By understanding on how to profit from owning a halfway house, you can conclude that owning a halfway house can bring in good money, but the focus shouldn’t only be on the financial gains. The main goal is to help individuals become stronger by gradually becoming more independent without relying on drugs or alcohol.

The key is having a genuine desire to aid people in their recovery. While the financial aspect is a positive, it shouldn’t be the main reason for running a halfway house. Creating a safe place for recovering addicts is the primary aim. The financial benefit should come secondary to this, not the main driving force.

Unfortunately, there are many facilities that don’t prioritize their clients’ well-being and that is one of the problems with halfway houses. We believe that there’s a strong demand for high-quality sober-living homes. These homes offer supervised support to addicts, helping them transition to independent living without substance abuse in a safe environment.

FAQ – How to Profit from Owning a Halfway House

Here are Frequently Asked Questions (FAQ) about how to profit from owning a halfway house:

Can owning a halfway house be profitable?

Yes, owning a halfway house can be profitable. However, the primary goal should be providing support for individuals in recovery, not just financial gain.

What factors contribute to the profitability of a halfway house?

Factors such as location, number of residents, services offered, and facility quality play a role in determining profitability.

What kind of location is ideal for a profitable halfway house?

A rural setting away from city distractions can be appealing to residents seeking recovery, potentially contributing to the profitability of the house.

How much can I earn from owning a halfway house?

Earnings can vary widely based on factors like the number of clients, services provided, and location.
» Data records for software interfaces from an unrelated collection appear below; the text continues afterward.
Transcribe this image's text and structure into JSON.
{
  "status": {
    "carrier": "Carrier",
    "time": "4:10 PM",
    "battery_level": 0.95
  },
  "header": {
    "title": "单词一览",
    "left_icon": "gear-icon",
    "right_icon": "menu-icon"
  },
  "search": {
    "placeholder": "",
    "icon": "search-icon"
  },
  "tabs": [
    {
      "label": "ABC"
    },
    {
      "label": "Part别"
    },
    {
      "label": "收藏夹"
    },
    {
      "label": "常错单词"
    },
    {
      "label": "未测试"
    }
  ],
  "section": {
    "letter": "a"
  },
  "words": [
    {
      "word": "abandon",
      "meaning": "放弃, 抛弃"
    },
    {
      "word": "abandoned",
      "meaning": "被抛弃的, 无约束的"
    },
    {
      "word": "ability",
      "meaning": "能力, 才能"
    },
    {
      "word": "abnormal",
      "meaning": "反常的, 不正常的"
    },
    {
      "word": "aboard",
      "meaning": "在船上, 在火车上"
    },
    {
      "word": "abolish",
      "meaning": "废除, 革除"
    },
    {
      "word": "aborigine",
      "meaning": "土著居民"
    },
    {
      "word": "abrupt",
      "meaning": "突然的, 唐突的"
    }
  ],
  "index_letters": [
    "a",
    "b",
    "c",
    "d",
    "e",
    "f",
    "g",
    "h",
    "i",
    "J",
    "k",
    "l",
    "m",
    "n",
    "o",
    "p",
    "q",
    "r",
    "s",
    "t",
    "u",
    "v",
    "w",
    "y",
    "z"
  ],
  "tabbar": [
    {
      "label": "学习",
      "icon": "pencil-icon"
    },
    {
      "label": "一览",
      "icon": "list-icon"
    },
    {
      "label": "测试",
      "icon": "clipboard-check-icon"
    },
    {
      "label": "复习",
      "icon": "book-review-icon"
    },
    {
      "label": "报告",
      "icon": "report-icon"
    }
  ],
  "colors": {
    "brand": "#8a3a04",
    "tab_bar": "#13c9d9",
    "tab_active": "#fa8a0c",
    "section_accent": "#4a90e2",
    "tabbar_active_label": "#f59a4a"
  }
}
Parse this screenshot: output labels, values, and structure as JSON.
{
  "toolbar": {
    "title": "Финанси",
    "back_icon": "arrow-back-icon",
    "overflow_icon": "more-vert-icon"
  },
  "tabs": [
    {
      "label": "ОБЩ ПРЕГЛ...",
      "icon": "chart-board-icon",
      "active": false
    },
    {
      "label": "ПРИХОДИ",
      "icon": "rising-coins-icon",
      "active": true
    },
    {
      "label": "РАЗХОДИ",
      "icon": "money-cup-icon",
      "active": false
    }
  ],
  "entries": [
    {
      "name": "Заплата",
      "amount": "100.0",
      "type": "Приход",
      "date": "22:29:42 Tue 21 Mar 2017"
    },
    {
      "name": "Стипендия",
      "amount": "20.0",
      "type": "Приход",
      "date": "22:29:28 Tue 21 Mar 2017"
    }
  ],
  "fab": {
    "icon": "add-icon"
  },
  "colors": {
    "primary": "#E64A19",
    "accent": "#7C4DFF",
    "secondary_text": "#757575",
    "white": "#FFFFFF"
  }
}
Some owners report earning around $40,000 per client annually or up to $10,000 per month.

Should financial gain be the main priority when owning a halfway house?

No, while profit is a consideration, the main focus should always be on helping individuals recover and reintegrate into society as productive members.

How can I ensure that my halfway house prioritizes residents’ well-being over profit?

Maintain a strong commitment to providing quality services, a supportive environment, and adhering to ethical standards in the treatment of residents.

Are there specific regulations for owning a halfway house as a for-profit business?

Yes, regulations can vary based on location and jurisdiction. It’s important to research and understand the legal and licensing requirements in your area.

Can government grants contribute to the profitability of a halfway house?

Yes, government grants can help cover operational costs, making it more financially viable to provide quality services to residents.

What are some potential expenses I should be aware of as a halfway house owner?

Operating costs may include staffing, rent or mortgage payments, utilities, maintenance, insurance, and taxes.

Is there a balance between profit and social impact when owning a halfway house?

Absolutely. Striking a balance between financial gain and creating a supportive, nurturing environment for residents is crucial for long-term success.

Remember, owning a halfway house involves a responsibility to individuals seeking recovery. Prioritize their well-being while considering the financial aspects of your endeavor.

Who pays for sober living homes?

The cost of sober living homes is typically covered by the residents themselves. Residents are expected to pay rent or fees to live in the sober living home. The amount they pay can vary based on factors such as the location, services provided, and the individual’s income.

Some individuals in recovery might receive financial assistance from government programs, insurance, or other sources to help cover the cost of staying in a sober living home. Some sober living homes might also offer scholarships or reduced rates for those who cannot afford the full cost.